With YouGov statistics showing that the majority of the public think that there should be a new press regulation system but that MPs shouldn’t be involved; it is clear that something needs to be done to resolve the press regulation issue and to help alleviate some of the pressure from the public. Since the Leveson Report was released there has been a sweep of silence across the media landscape suggesting that no one has a quick and easy solution.
Lord Black from the Telegraph Media Group was up first with some interesting views on the future beyond Leveson. Being strongly opinionated myself and enjoying the ability to express my views, I couldn’t agree more with the point he made that if a state regulation system was instated that the consequences would fundamentally damage free press and ultimately freedom of speech.

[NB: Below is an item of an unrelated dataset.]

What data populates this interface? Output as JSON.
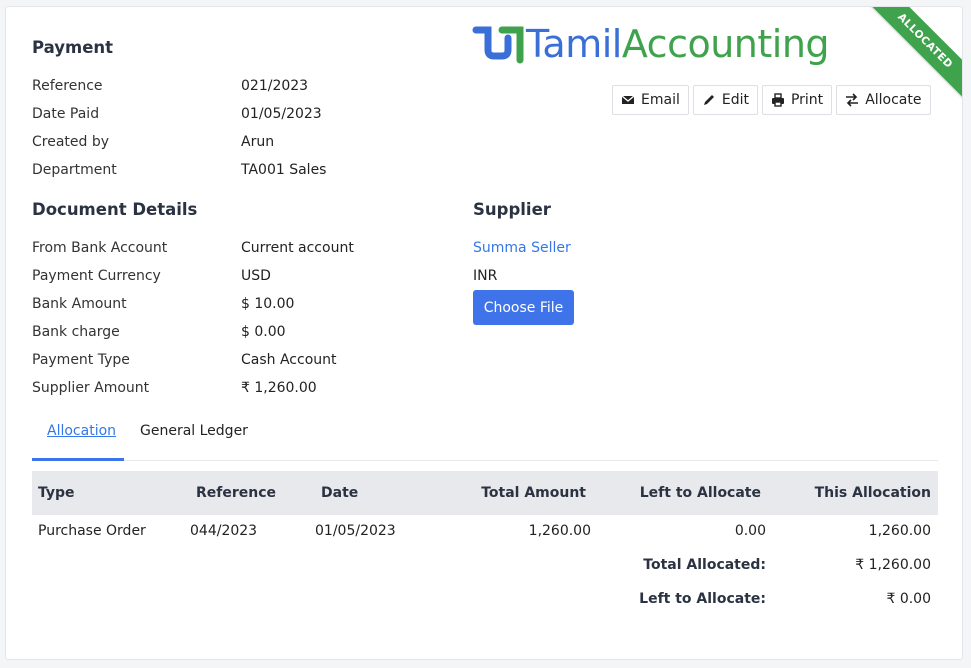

Half an hour into the conference, the subject of social media has already popped its head up, unsurprisingly. Having been born into the digital world, I am obviously very familiar with social media like many people my age and younger. If regulation and censorship was to be used for social media, I would love to see the law attempt to arrest half of the country for tweeting on a controversial topic – I am pretty sure the prisons wouldn’t have enough room to store everyone who has written a tweet with a hint of defamation!

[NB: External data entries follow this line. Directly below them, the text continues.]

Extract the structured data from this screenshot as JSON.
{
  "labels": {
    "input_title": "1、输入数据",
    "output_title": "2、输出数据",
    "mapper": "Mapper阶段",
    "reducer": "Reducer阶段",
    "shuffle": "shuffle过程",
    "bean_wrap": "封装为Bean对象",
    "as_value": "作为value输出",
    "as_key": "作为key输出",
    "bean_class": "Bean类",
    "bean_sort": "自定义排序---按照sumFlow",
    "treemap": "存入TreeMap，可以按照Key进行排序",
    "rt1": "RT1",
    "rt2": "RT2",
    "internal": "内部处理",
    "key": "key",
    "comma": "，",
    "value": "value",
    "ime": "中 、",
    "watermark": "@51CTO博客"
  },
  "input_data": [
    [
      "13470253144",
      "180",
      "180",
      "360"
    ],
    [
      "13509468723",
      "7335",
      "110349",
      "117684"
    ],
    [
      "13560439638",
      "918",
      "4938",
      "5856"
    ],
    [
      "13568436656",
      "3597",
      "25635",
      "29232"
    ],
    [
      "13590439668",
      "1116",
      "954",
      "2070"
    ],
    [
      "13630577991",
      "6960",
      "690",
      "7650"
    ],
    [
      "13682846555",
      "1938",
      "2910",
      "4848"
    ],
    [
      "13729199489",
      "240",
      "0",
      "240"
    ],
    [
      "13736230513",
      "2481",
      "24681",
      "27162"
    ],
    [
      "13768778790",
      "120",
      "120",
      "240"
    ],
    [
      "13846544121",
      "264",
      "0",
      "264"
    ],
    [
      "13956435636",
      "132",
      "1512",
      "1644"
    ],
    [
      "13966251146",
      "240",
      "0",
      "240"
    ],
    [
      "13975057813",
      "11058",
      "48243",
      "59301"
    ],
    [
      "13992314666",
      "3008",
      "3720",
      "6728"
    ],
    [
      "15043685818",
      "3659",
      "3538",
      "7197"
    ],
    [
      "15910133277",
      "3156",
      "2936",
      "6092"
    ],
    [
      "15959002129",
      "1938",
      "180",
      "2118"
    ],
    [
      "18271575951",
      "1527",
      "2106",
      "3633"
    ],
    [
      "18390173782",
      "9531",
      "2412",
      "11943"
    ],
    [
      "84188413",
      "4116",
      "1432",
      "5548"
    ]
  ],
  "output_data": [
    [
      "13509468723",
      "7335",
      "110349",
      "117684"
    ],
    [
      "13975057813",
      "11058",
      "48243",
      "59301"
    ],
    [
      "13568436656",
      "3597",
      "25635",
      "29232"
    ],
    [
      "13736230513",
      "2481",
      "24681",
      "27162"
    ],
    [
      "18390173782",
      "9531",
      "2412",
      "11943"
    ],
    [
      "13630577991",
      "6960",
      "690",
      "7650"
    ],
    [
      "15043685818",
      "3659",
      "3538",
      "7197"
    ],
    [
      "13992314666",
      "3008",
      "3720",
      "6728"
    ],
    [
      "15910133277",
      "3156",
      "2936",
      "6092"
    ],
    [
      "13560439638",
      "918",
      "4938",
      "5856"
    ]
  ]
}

Trevor Morris from the University of Westminster also gave some insightful opinions, ultimately stating that state regulation would result in the downwards spiral of traditional print media where newspapers end up lacking impact, advertising and consequently readership. This presentation also covered the eternal boundary blurring between advertising and PR and how this can be translated into social media – is a tweet PR or advertising?
A presentation that really stuck with me was Neil Midgley’s on why Leveson couldn’t take on Twitter. Being brought up surrounded by social media has resulted in a fascination with it; it intrigues me how brands can communicate with the public in minutes whereas a letter of complaint can take months to finally get a response. It does seem ludicrous that people can be arrested for tweeting but I do understand that justice has to apply to social media platforms otherwise there would be constant anarchy on the internet.

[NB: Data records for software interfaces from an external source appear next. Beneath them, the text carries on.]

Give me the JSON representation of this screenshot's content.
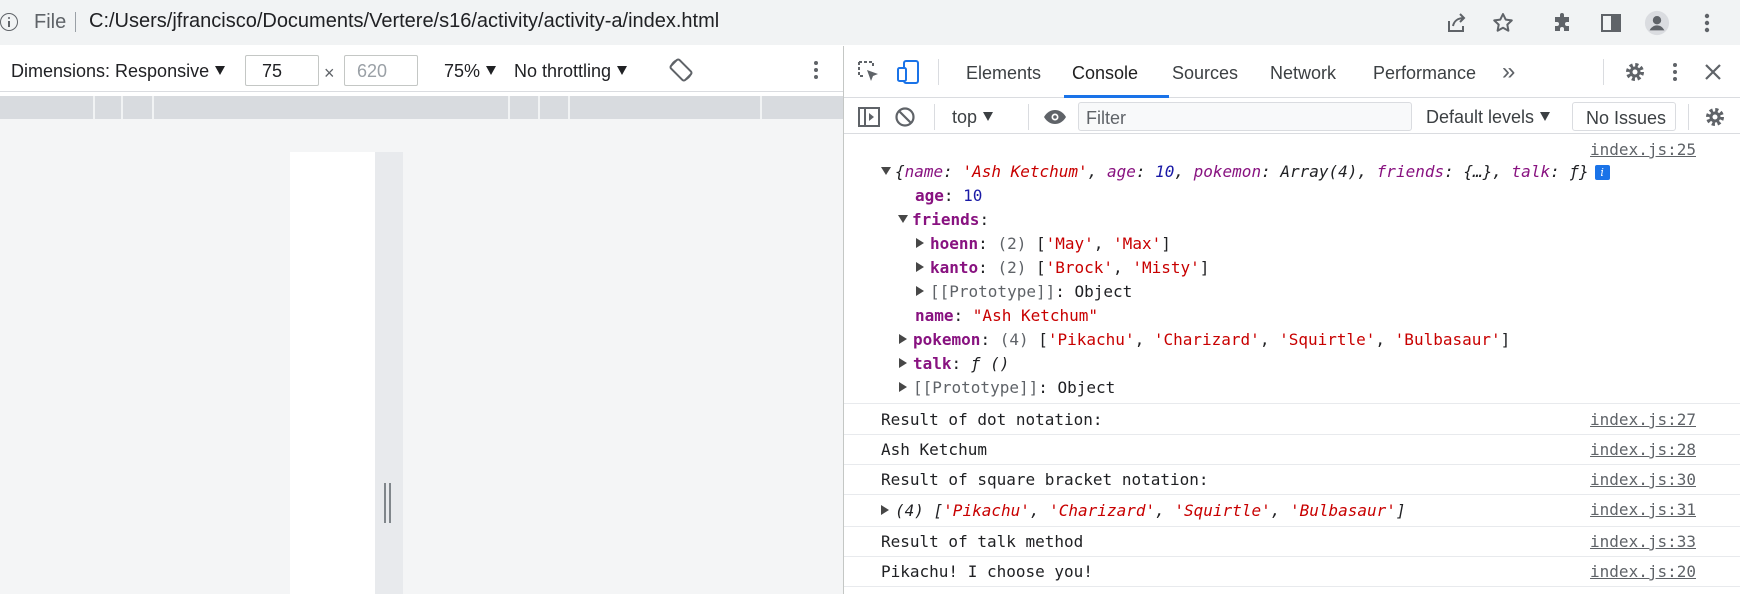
{
  "address_bar": {
    "scheme_label": "File",
    "url": "C:/Users/jfrancisco/Documents/Vertere/s16/activity/activity-a/index.html",
    "icons": [
      "info-icon",
      "share-icon",
      "bookmark-star-icon",
      "extensions-icon",
      "side-panel-icon",
      "profile-icon",
      "menu-icon"
    ]
  },
  "device_toolbar": {
    "dimensions_label": "Dimensions: Responsive",
    "width_value": "75",
    "times": "×",
    "height_placeholder": "620",
    "zoom": "75%",
    "throttling": "No throttling"
  },
  "devtools": {
    "tabs": [
      {
        "label": "Elements"
      },
      {
        "label": "Console"
      },
      {
        "label": "Sources"
      },
      {
        "label": "Network"
      },
      {
        "label": "Performance"
      }
    ],
    "more_tabs": "»",
    "active_tab": "Console",
    "context": "top",
    "filter_placeholder": "Filter",
    "levels": "Default levels",
    "issues": "No Issues"
  },
  "console": {
    "object_log": {
      "source": "index.js:25",
      "preview": {
        "open": "{",
        "name_key": "name",
        "name_val": "'Ash Ketchum'",
        "age_key": "age",
        "age_val": "10",
        "pokemon_key": "pokemon",
        "pokemon_val": "Array(4)",
        "friends_key": "friends",
        "friends_val": "{…}",
        "talk_key": "talk",
        "talk_val": "ƒ",
        "close": "}",
        "badge": "i"
      },
      "age": {
        "key": "age",
        "value": "10"
      },
      "friends": {
        "key": "friends",
        "hoenn": {
          "key": "hoenn",
          "count": "(2)",
          "items": [
            "'May'",
            "'Max'"
          ]
        },
        "kanto": {
          "key": "kanto",
          "count": "(2)",
          "items": [
            "'Brock'",
            "'Misty'"
          ]
        },
        "prototype": {
          "key": "[[Prototype]]",
          "value": "Object"
        }
      },
      "name": {
        "key": "name",
        "value": "\"Ash Ketchum\""
      },
      "pokemon": {
        "key": "pokemon",
        "count": "(4)",
        "items": [
          "'Pikachu'",
          "'Charizard'",
          "'Squirtle'",
          "'Bulbasaur'"
        ]
      },
      "talk": {
        "key": "talk",
        "value": "ƒ ()"
      },
      "prototype": {
        "key": "[[Prototype]]",
        "value": "Object"
      }
    },
    "messages": [
      {
        "text": "Result of dot notation:",
        "source": "index.js:27"
      },
      {
        "text": "Ash Ketchum",
        "source": "index.js:28"
      },
      {
        "text": "Result of square bracket notation:",
        "source": "index.js:30"
      },
      {
        "count": "(4)",
        "items": [
          "'Pikachu'",
          "'Charizard'",
          "'Squirtle'",
          "'Bulbasaur'"
        ],
        "source": "index.js:31"
      },
      {
        "text": "Result of talk method",
        "source": "index.js:33"
      },
      {
        "text": "Pikachu! I choose you!",
        "source": "index.js:20"
      }
    ]
  }
}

After absorbing the different views, I personally find it hard to see how traditional print media will continue to exist in a world where journalists become fearful to enquire and take risks if state regulation is instated. The insatiable hunger for gossip that society has will no longer be filled and the need for printed newspapers will begin to disappear as they become filled with mind-numbing, repetitive stories…
Jessica KirbyPR Apprentice at Cirkle